▶ [Your objective] Since pictures are not wanted, repeat only the text of the records, word for word.

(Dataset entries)
-=-=-

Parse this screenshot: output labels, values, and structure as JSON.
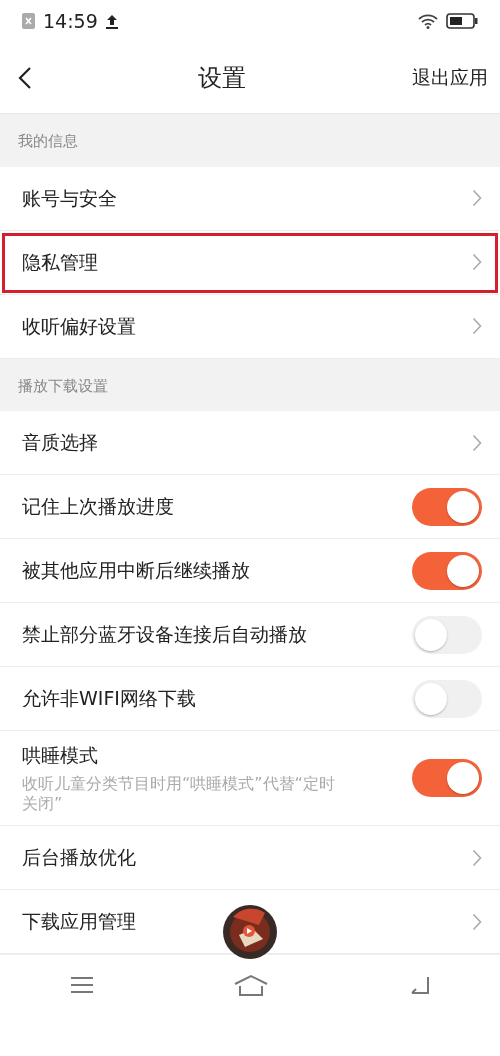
{
  "status_bar": {
    "time": "14:59"
  },
  "header": {
    "title": "设置",
    "action": "退出应用"
  },
  "sections": [
    {
      "title": "我的信息",
      "items": [
        {
          "kind": "link",
          "label": "账号与安全",
          "highlighted": false
        },
        {
          "kind": "link",
          "label": "隐私管理",
          "highlighted": true
        },
        {
          "kind": "link",
          "label": "收听偏好设置",
          "highlighted": false
        }
      ]
    },
    {
      "title": "播放下载设置",
      "items": [
        {
          "kind": "link",
          "label": "音质选择",
          "highlighted": false
        },
        {
          "kind": "toggle",
          "label": "记住上次播放进度",
          "on": true
        },
        {
          "kind": "toggle",
          "label": "被其他应用中断后继续播放",
          "on": true
        },
        {
          "kind": "toggle",
          "label": "禁止部分蓝牙设备连接后自动播放",
          "on": false
        },
        {
          "kind": "toggle",
          "label": "允许非WIFI网络下载",
          "on": false
        },
        {
          "kind": "toggle",
          "label": "哄睡模式",
          "description": "收听儿童分类节目时用“哄睡模式”代替“定时关闭”",
          "on": true
        },
        {
          "kind": "link",
          "label": "后台播放优化",
          "highlighted": false
        },
        {
          "kind": "link",
          "label": "下载应用管理",
          "highlighted": false
        }
      ]
    }
  ]
}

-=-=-

▶ [Output for this task]
Parse this screenshot: output labels, values, and structure as JSON.
{
  "status_bar": {
    "time": "14:59"
  },
  "header": {
    "title": "设置",
    "action": "退出应用"
  },
  "sections": [
    {
      "title": "我的信息",
      "items": [
        {
          "kind": "link",
          "label": "账号与安全",
          "highlighted": false
        },
        {
          "kind": "link",
          "label": "隐私管理",
          "highlighted": true
        },
        {
          "kind": "link",
          "label": "收听偏好设置",
          "highlighted": false
        }
      ]
    },
    {
      "title": "播放下载设置",
      "items": [
        {
          "kind": "link",
          "label": "音质选择",
          "highlighted": false
        },
        {
          "kind": "toggle",
          "label": "记住上次播放进度",
          "on": true
        },
        {
          "kind": "toggle",
          "label": "被其他应用中断后继续播放",
          "on": true
        },
        {
          "kind": "toggle",
          "label": "禁止部分蓝牙设备连接后自动播放",
          "on": false
        },
        {
          "kind": "toggle",
          "label": "允许非WIFI网络下载",
          "on": false
        },
        {
          "kind": "toggle",
          "label": "哄睡模式",
          "description": "收听儿童分类节目时用“哄睡模式”代替“定时关闭”",
          "on": true
        },
        {
          "kind": "link",
          "label": "后台播放优化",
          "highlighted": false
        },
        {
          "kind": "link",
          "label": "下载应用管理",
          "highlighted": false
        }
      ]
    }
  ]
}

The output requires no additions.